I find that the best part of In Our Time is the extra five minutes at the end of the podcast version, where guests can raise issues around the subject that there wasn’t time for in the main radio show. The episode on Dietrich Bonhoeffer which aired in September 2018 once again proved this to be the case! In the extra time Dr Stephen Plant, speaking of Bonhoeffer’s involvement in assassination plots against Hitler, points out that in the Third Reich there was not simply a binary choice between wholehearted support for the regime or getting involved in assassination plots to try and bring it down. Instead, Plant points out, Bonhoeffer made a conscious choice to join in with plans to assassinate Hitler. Plant concluded, “with hindsight I’m not sure he took the right decision”.
Plant’s comment was the culmination of one of the most nuanced discussions on Bonhoeffer to take place in recent years. Bonhoeffer’s experiences outside Germany after the rise of the establishment of the Third Reich were discussed frankly, including his temptation to stay far away from Germany. His vision of a post-National Socialist Germany was painted clearly as being a vision of another anti-democratic Germany with a different dictatorial leadership; a new Reich rather than a new Weimar Republic. Perhaps most symbolic of this nuance was the fact that Bonhoeffer’s death was never described as martyrdom in the discussion - instead we got a vivid depiction of the horror of his execution, resulting from his involvement in the failed 20th July plot to assassinate Hitler. At last we seem to be moving away from a gross oversimplification of Bonhoeffer, ignoring the complexities of his life and thoughts so as to create a clear martyr hero figure.

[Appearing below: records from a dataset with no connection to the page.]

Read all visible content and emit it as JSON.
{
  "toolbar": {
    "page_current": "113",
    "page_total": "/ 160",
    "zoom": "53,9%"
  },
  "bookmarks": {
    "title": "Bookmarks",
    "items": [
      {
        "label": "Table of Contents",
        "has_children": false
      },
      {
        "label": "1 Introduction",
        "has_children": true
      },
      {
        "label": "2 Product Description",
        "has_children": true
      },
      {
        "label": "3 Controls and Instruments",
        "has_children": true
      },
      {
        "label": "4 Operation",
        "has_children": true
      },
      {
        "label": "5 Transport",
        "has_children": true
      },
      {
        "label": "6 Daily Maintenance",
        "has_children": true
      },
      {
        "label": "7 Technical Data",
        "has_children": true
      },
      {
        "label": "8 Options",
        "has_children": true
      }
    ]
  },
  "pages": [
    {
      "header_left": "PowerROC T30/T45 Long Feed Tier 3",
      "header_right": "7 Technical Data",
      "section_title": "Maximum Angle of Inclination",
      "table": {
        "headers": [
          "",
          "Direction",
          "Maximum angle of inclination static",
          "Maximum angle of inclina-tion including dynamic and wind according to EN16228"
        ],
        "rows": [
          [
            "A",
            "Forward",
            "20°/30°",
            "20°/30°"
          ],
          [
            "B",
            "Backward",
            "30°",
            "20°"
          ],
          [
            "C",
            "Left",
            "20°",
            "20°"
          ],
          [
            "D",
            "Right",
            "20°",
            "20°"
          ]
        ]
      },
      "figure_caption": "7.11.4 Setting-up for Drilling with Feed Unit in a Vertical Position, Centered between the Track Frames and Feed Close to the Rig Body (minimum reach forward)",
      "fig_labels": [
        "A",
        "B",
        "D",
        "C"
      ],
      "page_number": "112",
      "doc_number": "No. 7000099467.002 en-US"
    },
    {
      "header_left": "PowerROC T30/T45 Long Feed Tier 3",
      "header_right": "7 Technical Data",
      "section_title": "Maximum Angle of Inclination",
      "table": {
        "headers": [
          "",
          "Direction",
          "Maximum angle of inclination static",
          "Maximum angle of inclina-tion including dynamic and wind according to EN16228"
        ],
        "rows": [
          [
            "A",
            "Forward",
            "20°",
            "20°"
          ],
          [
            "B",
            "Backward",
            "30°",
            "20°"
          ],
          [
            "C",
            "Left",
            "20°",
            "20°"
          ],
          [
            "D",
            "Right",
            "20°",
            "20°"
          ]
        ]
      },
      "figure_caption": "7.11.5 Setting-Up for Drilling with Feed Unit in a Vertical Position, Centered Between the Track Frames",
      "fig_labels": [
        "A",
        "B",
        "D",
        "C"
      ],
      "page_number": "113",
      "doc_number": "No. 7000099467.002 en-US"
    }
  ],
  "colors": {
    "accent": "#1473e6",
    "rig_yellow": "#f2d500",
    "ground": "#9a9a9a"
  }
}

So, what is the image of Bonhoeffer we are left with when we approach his life in a more balanced way? We see a man confronted by a murderous and terrifying regime. A man who tried to flee, but found God calling him home to suffer with everyone else living under that regime. A man who decided that the only way forward for himself, his faith and his country was to kill that country’s leader. This Bonhoeffer is incredibly complex. He is not a simple martyr who died standing up for the Christian faith against the Nazis - instead he is a very real Christian who tried to apply his faith to the time he lived in. And in looking at the real Bonhoeffer we might come to the conclusion, as Plant did, that in some aspects he was wrong. As Christians, we may even make the personal call that we feel that in certain aspects Bonhoeffer failed to live up to the faith he professed. Was he right to try to kill someone, even if that person was Adolf Hitler? Is it ever right to murder? Is it sometimes necessary to commit evil acts to try and stop a greater evil? These are all questions Bonhoeffer wrestled with. We do him a disservice when we pretend that he had clear answers. Instead, by admitting that he tried to find answers in a time that demanded action, we can try and join Bonhoeffer in wrestling with these huge questions, and similar ones that may face us today.

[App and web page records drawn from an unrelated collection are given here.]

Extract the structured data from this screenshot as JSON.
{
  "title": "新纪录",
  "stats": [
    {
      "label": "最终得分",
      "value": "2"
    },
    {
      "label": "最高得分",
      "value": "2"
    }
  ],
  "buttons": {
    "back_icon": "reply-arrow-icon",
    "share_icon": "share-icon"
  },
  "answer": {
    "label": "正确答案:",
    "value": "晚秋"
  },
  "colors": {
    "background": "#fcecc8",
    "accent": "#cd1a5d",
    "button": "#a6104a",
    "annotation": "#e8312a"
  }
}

Bonhoeffer was not a theologian granted the luxury of spending years in relative peace to try and work through his ideas in abstract. Instead he reacted to the world around him as it became increasingly chaotic and violent. We too seem to live in a time of chaos. A time which calls for action. By being true about Bonhoeffer, we can hope to find real inspiration from him. The questions he wrestled with are pertinent and do not have simple answers. We should look to Bonhoeffer not for answers, but for the very questions themselves, and see his attempts at how to respond to them. Is democracy necessary? What right does the Christian have to criticise the State? Can a Christian commit evil to stop another evil? These are questions for our time. Bonhoeffer did not have simple answers in his time, and so he cannot provide us with simple answers now. We need to try to respond, rather than rely on a saintly martyr in the past to tell us clearly what the right way forward is.

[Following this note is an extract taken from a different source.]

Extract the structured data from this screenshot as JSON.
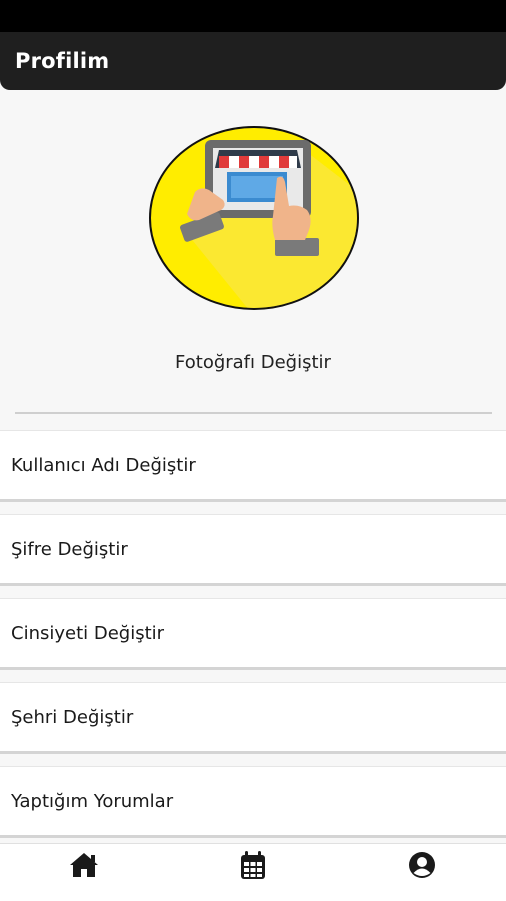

Written by SCM Member Dan Cruickshank. Dan is a PhD student at the University of Glasgow researching perceptions of the Third Reich in the Church of England.